● **Dataset rows describing interfaces**
================
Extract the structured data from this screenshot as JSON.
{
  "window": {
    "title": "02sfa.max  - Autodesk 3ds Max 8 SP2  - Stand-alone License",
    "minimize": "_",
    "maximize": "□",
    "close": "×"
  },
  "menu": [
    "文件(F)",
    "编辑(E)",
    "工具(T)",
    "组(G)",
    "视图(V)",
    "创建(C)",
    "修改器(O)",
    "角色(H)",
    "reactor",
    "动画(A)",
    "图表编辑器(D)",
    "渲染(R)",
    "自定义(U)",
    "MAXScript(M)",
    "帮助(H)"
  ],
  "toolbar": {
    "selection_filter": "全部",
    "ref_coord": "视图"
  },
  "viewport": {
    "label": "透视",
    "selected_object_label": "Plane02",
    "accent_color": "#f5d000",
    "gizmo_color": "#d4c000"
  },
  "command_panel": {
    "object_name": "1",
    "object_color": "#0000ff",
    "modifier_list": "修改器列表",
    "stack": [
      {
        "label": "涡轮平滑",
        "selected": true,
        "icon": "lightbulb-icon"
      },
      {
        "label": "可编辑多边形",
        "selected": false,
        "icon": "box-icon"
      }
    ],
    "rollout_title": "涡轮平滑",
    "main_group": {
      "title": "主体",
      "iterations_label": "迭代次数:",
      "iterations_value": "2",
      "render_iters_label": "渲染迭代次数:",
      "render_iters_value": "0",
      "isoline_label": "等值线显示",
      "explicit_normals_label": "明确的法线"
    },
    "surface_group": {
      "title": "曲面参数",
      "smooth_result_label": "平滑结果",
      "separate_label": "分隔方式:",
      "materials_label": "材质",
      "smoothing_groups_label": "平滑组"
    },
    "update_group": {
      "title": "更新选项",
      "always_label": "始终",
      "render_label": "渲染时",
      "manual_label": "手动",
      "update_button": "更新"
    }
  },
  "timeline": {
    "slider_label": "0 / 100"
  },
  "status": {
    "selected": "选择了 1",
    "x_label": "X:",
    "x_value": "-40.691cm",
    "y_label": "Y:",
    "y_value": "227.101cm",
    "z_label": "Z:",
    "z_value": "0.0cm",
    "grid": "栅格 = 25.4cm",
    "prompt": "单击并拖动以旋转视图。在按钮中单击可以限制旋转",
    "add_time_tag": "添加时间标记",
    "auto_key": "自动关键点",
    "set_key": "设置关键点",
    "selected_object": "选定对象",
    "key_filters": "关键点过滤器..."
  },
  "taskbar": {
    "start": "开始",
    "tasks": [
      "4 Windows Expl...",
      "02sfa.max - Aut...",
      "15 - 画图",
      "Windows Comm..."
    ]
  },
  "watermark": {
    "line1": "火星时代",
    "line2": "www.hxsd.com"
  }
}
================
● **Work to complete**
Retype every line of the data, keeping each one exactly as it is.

● **Answer below**
Extract the structured data from this screenshot as JSON.
{
  "window": {
    "title": "02sfa.max  - Autodesk 3ds Max 8 SP2  - Stand-alone License",
    "minimize": "_",
    "maximize": "□",
    "close": "×"
  },
  "menu": [
    "文件(F)",
    "编辑(E)",
    "工具(T)",
    "组(G)",
    "视图(V)",
    "创建(C)",
    "修改器(O)",
    "角色(H)",
    "reactor",
    "动画(A)",
    "图表编辑器(D)",
    "渲染(R)",
    "自定义(U)",
    "MAXScript(M)",
    "帮助(H)"
  ],
  "toolbar": {
    "selection_filter": "全部",
    "ref_coord": "视图"
  },
  "viewport": {
    "label": "透视",
    "selected_object_label": "Plane02",
    "accent_color": "#f5d000",
    "gizmo_color": "#d4c000"
  },
  "command_panel": {
    "object_name": "1",
    "object_color": "#0000ff",
    "modifier_list": "修改器列表",
    "stack": [
      {
        "label": "涡轮平滑",
        "selected": true,
        "icon": "lightbulb-icon"
      },
      {
        "label": "可编辑多边形",
        "selected": false,
        "icon": "box-icon"
      }
    ],
    "rollout_title": "涡轮平滑",
    "main_group": {
      "title": "主体",
      "iterations_label": "迭代次数:",
      "iterations_value": "2",
      "render_iters_label": "渲染迭代次数:",
      "render_iters_value": "0",
      "isoline_label": "等值线显示",
      "explicit_normals_label": "明确的法线"
    },
    "surface_group": {
      "title": "曲面参数",
      "smooth_result_label": "平滑结果",
      "separate_label": "分隔方式:",
      "materials_label": "材质",
      "smoothing_groups_label": "平滑组"
    },
    "update_group": {
      "title": "更新选项",
      "always_label": "始终",
      "render_label": "渲染时",
      "manual_label": "手动",
      "update_button": "更新"
    }
  },
  "timeline": {
    "slider_label": "0 / 100"
  },
  "status": {
    "selected": "选择了 1",
    "x_label": "X:",
    "x_value": "-40.691cm",
    "y_label": "Y:",
    "y_value": "227.101cm",
    "z_label": "Z:",
    "z_value": "0.0cm",
    "grid": "栅格 = 25.4cm",
    "prompt": "单击并拖动以旋转视图。在按钮中单击可以限制旋转",
    "add_time_tag": "添加时间标记",
    "auto_key": "自动关键点",
    "set_key": "设置关键点",
    "selected_object": "选定对象",
    "key_filters": "关键点过滤器..."
  },
  "taskbar": {
    "start": "开始",
    "tasks": [
      "4 Windows Expl...",
      "02sfa.max - Aut...",
      "15 - 画图",
      "Windows Comm..."
    ]
  },
  "watermark": {
    "line1": "火星时代",
    "line2": "www.hxsd.com"
  }
}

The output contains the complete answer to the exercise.